Your task: Give back the entries below verbatim.

(Items from an interface collection)
____________________

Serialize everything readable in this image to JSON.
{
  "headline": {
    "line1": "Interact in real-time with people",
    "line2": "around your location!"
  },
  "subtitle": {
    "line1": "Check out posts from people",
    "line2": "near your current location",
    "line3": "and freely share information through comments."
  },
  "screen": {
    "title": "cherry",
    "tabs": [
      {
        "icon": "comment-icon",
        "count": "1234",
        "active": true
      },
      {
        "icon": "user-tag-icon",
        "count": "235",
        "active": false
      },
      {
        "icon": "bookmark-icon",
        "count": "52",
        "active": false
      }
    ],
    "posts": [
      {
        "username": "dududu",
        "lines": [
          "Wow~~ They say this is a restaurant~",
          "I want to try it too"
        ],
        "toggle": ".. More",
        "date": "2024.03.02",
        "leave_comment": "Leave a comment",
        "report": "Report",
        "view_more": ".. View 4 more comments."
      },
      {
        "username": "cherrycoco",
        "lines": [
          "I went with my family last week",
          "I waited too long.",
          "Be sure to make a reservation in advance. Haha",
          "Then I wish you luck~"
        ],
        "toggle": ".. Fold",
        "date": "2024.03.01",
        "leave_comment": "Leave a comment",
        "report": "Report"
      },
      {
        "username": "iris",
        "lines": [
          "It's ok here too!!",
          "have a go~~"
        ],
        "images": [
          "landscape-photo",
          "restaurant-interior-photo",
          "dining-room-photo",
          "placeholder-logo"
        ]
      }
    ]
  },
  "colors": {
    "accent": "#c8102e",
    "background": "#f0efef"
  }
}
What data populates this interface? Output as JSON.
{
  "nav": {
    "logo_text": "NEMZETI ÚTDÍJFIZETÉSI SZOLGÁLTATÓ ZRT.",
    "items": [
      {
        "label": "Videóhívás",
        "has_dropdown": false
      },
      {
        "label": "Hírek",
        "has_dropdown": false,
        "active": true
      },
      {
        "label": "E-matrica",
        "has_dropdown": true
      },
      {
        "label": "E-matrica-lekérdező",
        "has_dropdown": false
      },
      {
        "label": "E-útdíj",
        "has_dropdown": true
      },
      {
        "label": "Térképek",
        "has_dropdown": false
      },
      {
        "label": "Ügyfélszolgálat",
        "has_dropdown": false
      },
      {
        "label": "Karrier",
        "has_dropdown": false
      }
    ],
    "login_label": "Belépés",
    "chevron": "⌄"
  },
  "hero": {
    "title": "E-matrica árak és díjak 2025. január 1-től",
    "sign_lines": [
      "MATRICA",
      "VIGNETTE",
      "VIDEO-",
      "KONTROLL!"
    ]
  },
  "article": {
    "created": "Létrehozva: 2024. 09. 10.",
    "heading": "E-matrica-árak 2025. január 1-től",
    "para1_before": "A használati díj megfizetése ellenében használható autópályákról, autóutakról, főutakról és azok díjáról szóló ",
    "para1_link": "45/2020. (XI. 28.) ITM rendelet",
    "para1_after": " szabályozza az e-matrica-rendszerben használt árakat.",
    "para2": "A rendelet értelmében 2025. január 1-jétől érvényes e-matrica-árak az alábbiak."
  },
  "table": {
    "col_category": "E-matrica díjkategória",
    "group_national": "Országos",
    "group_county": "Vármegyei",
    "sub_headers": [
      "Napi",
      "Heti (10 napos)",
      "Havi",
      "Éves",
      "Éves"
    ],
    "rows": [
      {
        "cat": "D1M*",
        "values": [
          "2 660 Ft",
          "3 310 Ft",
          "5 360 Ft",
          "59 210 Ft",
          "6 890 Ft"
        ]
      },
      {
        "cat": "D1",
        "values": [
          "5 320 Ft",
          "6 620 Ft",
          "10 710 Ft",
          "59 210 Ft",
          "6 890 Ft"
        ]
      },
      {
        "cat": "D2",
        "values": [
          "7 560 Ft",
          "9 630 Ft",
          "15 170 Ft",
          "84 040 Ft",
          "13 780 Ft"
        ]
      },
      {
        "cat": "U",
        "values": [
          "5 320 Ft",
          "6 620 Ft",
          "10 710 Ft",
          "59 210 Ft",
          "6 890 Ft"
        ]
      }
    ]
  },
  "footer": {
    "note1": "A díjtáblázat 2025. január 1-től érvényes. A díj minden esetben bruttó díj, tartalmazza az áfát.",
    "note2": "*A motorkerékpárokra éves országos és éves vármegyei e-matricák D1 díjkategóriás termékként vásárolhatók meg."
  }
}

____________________

Your solution:
Serialize everything readable in this image to JSON.
{
  "headline": {
    "line1": "Interact in real-time with people",
    "line2": "around your location!"
  },
  "subtitle": {
    "line1": "Check out posts from people",
    "line2": "near your current location",
    "line3": "and freely share information through comments."
  },
  "screen": {
    "title": "cherry",
    "tabs": [
      {
        "icon": "comment-icon",
        "count": "1234",
        "active": true
      },
      {
        "icon": "user-tag-icon",
        "count": "235",
        "active": false
      },
      {
        "icon": "bookmark-icon",
        "count": "52",
        "active": false
      }
    ],
    "posts": [
      {
        "username": "dududu",
        "lines": [
          "Wow~~ They say this is a restaurant~",
          "I want to try it too"
        ],
        "toggle": ".. More",
        "date": "2024.03.02",
        "leave_comment": "Leave a comment",
        "report": "Report",
        "view_more": ".. View 4 more comments."
      },
      {
        "username": "cherrycoco",
        "lines": [
          "I went with my family last week",
          "I waited too long.",
          "Be sure to make a reservation in advance. Haha",
          "Then I wish you luck~"
        ],
        "toggle": ".. Fold",
        "date": "2024.03.01",
        "leave_comment": "Leave a comment",
        "report": "Report"
      },
      {
        "username": "iris",
        "lines": [
          "It's ok here too!!",
          "have a go~~"
        ],
        "images": [
          "landscape-photo",
          "restaurant-interior-photo",
          "dining-room-photo",
          "placeholder-logo"
        ]
      }
    ]
  },
  "colors": {
    "accent": "#c8102e",
    "background": "#f0efef"
  }
}
What data populates this interface? Output as JSON.
{
  "nav": {
    "logo_text": "NEMZETI ÚTDÍJFIZETÉSI SZOLGÁLTATÓ ZRT.",
    "items": [
      {
        "label": "Videóhívás",
        "has_dropdown": false
      },
      {
        "label": "Hírek",
        "has_dropdown": false,
        "active": true
      },
      {
        "label": "E-matrica",
        "has_dropdown": true
      },
      {
        "label": "E-matrica-lekérdező",
        "has_dropdown": false
      },
      {
        "label": "E-útdíj",
        "has_dropdown": true
      },
      {
        "label": "Térképek",
        "has_dropdown": false
      },
      {
        "label": "Ügyfélszolgálat",
        "has_dropdown": false
      },
      {
        "label": "Karrier",
        "has_dropdown": false
      }
    ],
    "login_label": "Belépés",
    "chevron": "⌄"
  },
  "hero": {
    "title": "E-matrica árak és díjak 2025. január 1-től",
    "sign_lines": [
      "MATRICA",
      "VIGNETTE",
      "VIDEO-",
      "KONTROLL!"
    ]
  },
  "article": {
    "created": "Létrehozva: 2024. 09. 10.",
    "heading": "E-matrica-árak 2025. január 1-től",
    "para1_before": "A használati díj megfizetése ellenében használható autópályákról, autóutakról, főutakról és azok díjáról szóló ",
    "para1_link": "45/2020. (XI. 28.) ITM rendelet",
    "para1_after": " szabályozza az e-matrica-rendszerben használt árakat.",
    "para2": "A rendelet értelmében 2025. január 1-jétől érvényes e-matrica-árak az alábbiak."
  },
  "table": {
    "col_category": "E-matrica díjkategória",
    "group_national": "Országos",
    "group_county": "Vármegyei",
    "sub_headers": [
      "Napi",
      "Heti (10 napos)",
      "Havi",
      "Éves",
      "Éves"
    ],
    "rows": [
      {
        "cat": "D1M*",
        "values": [
          "2 660 Ft",
          "3 310 Ft",
          "5 360 Ft",
          "59 210 Ft",
          "6 890 Ft"
        ]
      },
      {
        "cat": "D1",
        "values": [
          "5 320 Ft",
          "6 620 Ft",
          "10 710 Ft",
          "59 210 Ft",
          "6 890 Ft"
        ]
      },
      {
        "cat": "D2",
        "values": [
          "7 560 Ft",
          "9 630 Ft",
          "15 170 Ft",
          "84 040 Ft",
          "13 780 Ft"
        ]
      },
      {
        "cat": "U",
        "values": [
          "5 320 Ft",
          "6 620 Ft",
          "10 710 Ft",
          "59 210 Ft",
          "6 890 Ft"
        ]
      }
    ]
  },
  "footer": {
    "note1": "A díjtáblázat 2025. január 1-től érvényes. A díj minden esetben bruttó díj, tartalmazza az áfát.",
    "note2": "*A motorkerékpárokra éves országos és éves vármegyei e-matricák D1 díjkategóriás termékként vásárolhatók meg."
  }
}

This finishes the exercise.